Insufficient Service of Process: Why Proper Service Matters
While for some, being served with a lawsuit can come as a surprise, for others it is simply an everyday occurrence. Whether the defendant is a rookie to the legal system or a well-established veteran, the plaintiff’s burden of serving process correctly does not change. It is important to note that while the filing of the complaint in court helps to toll the statute of limitations from continuing to run, the actual lawsuit itself cannot continue until service of process has been properly made on the defendant(s).
Georgia’s Service of Process Rules
Personal jurisdiction, which is required in every lawsuit, is obtained through proper service of process.

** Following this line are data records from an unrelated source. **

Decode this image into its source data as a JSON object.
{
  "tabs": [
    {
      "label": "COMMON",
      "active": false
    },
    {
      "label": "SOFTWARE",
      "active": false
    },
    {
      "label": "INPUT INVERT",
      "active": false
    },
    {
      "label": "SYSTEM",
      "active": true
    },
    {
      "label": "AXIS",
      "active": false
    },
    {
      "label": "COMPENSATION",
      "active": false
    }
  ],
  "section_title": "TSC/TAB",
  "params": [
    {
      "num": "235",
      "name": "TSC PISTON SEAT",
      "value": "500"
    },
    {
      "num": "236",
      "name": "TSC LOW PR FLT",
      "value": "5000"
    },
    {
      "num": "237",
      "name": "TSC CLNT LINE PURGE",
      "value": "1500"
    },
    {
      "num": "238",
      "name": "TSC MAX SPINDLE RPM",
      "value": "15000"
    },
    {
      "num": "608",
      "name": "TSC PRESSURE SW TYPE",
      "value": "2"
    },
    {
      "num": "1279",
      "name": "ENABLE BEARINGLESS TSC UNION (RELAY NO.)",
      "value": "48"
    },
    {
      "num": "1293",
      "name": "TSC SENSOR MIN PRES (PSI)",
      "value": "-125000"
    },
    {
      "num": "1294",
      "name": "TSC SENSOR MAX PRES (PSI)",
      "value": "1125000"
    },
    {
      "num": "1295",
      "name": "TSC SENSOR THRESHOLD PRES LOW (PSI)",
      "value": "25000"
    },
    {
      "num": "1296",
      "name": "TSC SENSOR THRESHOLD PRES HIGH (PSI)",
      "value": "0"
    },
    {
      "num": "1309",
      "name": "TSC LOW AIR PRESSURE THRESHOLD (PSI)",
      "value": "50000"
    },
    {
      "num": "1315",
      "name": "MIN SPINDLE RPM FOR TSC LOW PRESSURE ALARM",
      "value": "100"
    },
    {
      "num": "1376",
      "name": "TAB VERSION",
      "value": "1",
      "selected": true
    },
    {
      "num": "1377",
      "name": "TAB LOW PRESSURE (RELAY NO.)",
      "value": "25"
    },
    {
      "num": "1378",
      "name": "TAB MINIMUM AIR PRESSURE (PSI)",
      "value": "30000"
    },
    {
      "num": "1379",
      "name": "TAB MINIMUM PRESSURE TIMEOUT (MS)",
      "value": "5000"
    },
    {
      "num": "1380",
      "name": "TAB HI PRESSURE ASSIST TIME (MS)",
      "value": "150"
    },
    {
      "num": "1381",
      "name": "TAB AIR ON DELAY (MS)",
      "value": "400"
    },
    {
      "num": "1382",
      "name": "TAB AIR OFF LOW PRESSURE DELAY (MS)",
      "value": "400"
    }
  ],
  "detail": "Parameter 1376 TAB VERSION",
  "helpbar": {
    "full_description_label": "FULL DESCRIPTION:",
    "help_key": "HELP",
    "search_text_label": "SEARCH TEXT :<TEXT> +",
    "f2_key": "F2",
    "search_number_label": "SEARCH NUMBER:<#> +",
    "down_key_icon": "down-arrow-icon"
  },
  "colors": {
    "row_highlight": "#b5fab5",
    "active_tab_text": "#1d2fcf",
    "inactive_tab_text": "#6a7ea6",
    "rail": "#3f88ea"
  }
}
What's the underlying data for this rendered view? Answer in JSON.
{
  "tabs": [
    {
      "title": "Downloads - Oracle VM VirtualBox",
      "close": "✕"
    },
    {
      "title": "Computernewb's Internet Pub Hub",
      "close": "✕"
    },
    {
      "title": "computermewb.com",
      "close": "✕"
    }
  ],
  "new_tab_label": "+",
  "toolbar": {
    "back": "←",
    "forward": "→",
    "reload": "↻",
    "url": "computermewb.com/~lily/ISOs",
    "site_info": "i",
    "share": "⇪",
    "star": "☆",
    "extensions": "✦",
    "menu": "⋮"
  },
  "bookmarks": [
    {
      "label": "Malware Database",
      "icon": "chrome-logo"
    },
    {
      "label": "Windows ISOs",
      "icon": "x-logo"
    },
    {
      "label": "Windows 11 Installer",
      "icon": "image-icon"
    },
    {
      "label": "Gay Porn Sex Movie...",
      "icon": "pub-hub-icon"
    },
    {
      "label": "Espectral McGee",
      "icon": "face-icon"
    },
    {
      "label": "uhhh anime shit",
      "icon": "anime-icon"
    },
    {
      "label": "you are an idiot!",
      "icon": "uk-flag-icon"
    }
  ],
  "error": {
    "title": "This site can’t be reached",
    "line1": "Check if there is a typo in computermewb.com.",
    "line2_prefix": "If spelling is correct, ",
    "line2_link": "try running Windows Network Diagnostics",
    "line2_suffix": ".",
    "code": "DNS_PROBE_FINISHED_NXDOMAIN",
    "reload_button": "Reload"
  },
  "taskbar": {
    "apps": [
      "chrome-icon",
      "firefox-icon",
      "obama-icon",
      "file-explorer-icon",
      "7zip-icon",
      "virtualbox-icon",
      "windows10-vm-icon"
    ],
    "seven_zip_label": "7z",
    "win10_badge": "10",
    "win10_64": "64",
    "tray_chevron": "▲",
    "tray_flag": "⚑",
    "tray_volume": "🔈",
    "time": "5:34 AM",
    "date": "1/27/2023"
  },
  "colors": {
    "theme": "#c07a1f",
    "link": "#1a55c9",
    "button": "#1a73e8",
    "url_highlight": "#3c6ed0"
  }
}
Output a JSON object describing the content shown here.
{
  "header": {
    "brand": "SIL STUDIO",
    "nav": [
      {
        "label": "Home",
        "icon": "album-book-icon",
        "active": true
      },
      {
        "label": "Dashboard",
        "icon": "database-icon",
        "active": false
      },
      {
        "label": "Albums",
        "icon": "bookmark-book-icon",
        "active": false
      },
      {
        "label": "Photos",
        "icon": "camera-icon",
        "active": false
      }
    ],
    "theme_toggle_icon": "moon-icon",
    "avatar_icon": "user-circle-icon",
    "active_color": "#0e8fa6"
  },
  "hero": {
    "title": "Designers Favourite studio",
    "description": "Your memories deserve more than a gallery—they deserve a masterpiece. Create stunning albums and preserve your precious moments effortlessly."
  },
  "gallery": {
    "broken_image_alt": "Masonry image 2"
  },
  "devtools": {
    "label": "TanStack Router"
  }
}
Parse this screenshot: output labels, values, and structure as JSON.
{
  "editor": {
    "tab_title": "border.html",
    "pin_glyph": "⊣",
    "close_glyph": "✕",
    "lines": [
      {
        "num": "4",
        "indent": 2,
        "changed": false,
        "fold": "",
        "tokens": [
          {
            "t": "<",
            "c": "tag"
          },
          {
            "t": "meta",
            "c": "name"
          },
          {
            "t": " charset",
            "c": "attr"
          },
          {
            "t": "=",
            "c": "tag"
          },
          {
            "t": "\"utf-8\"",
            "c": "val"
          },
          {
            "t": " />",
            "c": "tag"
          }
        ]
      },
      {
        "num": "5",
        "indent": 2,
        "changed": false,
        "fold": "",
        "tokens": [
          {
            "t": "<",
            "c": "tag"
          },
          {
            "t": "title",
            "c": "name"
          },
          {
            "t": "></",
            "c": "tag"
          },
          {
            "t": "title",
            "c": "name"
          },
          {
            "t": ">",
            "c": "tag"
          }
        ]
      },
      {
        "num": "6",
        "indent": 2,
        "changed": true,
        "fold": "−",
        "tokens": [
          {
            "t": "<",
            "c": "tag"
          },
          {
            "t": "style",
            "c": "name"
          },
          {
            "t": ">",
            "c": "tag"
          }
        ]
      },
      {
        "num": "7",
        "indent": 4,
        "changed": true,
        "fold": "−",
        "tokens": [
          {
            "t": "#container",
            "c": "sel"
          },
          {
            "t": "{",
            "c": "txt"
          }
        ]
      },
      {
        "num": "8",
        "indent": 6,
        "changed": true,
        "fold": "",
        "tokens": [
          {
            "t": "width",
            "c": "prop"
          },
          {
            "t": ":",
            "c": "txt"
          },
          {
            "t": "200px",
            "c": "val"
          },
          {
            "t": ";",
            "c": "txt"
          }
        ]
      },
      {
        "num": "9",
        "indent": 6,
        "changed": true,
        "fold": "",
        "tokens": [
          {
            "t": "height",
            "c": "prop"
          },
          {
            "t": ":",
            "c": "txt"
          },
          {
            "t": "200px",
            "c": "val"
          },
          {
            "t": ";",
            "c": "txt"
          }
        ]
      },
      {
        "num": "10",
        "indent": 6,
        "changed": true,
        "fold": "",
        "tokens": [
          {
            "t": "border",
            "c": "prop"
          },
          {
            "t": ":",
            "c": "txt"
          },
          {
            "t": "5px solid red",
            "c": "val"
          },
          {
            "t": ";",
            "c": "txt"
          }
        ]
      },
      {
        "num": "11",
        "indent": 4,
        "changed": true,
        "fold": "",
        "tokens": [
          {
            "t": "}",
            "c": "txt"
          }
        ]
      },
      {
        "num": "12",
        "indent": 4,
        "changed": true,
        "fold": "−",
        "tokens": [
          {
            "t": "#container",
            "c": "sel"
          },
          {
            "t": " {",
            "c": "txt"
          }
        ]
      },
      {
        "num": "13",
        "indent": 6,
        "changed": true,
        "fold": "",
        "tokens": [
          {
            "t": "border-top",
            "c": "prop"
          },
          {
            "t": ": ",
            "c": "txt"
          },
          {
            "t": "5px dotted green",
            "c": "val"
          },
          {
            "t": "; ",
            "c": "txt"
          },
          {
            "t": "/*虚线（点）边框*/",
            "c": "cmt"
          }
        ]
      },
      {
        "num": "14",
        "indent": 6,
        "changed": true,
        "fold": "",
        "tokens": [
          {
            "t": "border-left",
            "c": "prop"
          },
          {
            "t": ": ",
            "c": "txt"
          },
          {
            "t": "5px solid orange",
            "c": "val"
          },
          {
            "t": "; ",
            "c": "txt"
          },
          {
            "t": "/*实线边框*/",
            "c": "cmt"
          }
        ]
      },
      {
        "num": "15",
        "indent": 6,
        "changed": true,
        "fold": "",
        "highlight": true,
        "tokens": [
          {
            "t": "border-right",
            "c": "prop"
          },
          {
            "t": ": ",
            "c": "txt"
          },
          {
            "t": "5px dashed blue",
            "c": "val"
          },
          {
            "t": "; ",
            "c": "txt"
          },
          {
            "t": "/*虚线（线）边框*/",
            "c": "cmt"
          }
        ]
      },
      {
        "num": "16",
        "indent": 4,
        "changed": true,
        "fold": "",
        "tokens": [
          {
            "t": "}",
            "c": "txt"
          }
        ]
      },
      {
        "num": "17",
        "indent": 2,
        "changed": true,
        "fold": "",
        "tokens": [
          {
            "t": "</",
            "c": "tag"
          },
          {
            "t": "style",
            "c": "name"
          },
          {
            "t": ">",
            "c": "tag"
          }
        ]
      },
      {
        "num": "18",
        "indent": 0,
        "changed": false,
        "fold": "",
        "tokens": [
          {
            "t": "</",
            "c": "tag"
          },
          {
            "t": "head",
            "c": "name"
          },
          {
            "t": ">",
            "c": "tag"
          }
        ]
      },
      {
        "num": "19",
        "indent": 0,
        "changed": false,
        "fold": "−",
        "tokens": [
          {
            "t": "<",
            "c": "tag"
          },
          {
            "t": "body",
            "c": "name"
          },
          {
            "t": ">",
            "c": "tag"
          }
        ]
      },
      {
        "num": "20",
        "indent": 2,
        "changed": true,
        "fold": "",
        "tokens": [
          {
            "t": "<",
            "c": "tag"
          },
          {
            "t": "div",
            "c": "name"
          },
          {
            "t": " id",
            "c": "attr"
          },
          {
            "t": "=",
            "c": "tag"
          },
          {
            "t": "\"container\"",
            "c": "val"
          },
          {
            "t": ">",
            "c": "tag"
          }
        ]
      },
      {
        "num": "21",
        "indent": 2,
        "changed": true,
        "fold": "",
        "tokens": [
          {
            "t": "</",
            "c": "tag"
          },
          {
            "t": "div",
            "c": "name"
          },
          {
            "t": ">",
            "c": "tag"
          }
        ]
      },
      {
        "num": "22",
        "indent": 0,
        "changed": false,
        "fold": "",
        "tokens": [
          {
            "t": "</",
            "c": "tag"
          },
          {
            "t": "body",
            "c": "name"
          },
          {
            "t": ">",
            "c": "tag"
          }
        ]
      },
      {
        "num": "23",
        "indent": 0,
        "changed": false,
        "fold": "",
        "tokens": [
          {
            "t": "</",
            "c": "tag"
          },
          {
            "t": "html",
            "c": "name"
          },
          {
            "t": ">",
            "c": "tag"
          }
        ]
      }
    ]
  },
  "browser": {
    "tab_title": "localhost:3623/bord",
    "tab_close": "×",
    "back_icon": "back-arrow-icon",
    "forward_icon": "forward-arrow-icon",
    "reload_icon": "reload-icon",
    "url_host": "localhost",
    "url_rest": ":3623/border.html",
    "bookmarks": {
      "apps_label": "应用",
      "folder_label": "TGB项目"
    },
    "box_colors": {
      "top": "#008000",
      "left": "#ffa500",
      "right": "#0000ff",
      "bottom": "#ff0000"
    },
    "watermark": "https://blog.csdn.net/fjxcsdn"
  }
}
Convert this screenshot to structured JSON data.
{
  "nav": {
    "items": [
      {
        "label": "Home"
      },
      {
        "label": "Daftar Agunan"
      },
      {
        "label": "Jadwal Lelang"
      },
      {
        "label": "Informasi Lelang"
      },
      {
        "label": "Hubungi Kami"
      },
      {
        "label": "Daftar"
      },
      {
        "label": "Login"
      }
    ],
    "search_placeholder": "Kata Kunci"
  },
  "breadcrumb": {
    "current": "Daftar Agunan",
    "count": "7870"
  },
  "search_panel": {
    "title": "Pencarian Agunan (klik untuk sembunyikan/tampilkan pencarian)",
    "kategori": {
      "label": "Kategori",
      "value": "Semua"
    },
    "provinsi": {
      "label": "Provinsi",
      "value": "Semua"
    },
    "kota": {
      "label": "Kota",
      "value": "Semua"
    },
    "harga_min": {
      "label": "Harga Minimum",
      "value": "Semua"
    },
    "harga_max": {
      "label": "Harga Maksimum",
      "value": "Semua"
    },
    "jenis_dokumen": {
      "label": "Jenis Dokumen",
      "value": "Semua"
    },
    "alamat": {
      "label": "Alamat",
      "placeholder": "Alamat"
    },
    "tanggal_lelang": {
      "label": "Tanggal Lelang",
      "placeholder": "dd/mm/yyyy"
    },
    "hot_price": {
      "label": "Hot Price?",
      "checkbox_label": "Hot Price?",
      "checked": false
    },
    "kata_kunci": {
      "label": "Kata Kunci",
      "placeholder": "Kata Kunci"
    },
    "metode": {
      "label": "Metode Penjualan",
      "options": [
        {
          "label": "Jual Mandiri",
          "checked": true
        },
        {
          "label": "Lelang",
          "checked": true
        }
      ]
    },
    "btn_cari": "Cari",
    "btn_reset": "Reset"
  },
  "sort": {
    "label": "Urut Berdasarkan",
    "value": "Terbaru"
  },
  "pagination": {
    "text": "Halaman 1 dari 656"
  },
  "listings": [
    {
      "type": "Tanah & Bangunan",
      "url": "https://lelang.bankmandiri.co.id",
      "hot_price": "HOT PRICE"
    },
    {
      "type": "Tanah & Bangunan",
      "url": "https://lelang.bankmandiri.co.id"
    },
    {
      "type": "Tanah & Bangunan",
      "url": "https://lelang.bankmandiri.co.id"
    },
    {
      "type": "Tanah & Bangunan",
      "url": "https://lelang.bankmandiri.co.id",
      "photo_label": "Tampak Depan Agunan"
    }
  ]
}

In fact, only after the defendant has been properly served does the court have proper jurisdiction over the case. Should a plaintiff fail to properly serve the lawsuit upon the defendant, the lawsuit must be dismissed due to the court’s lack of jurisdiction over the matter. Even more important, if the applicable statute of limitations has passed and the plaintiff does not obtain proper service timely there may not be an opportunity to correct the service of process error and the claim may be forever barred.
Georgia law mandates that all plaintiffs serve both the summons and the complaints upon the defendant:
● Personally, if the defendant is an individual; or
● An officer or managing agent if the defendant is an entity.
There are alternate methods by which service of process may be properly executed. The two aforementioned ways, however, are the most popular. A plaintiff’s failure to obtain service by the proper method defendant is the best and strongest defense against a lawsuit when disputing personal jurisdiction or proper serve. If a defendant fails to bring up insufficient process of service with the court in the pleadings, this defense is waived. If the defense of insufficient service of process is waived, however, the plaintiff generally has the right to correct this prior to the expiration of the statute of limitations. If service happens outside of this deadline, the plaintiff bears the burden of showing due diligence was exercised in serving the defendant in the matter.
Proper Service of Process Matters
There are several reasons why a plaintiff may wait until it is close to the statute of limitations expiration to file a lawsuit. Unfortunately, if there is a problem with service of process and the defendant gives notice, it may be difficult for the plaintiff to meet the burden imposed. If you or someone you know needs help with service of process in a domestic or international lawsuit, contact us today.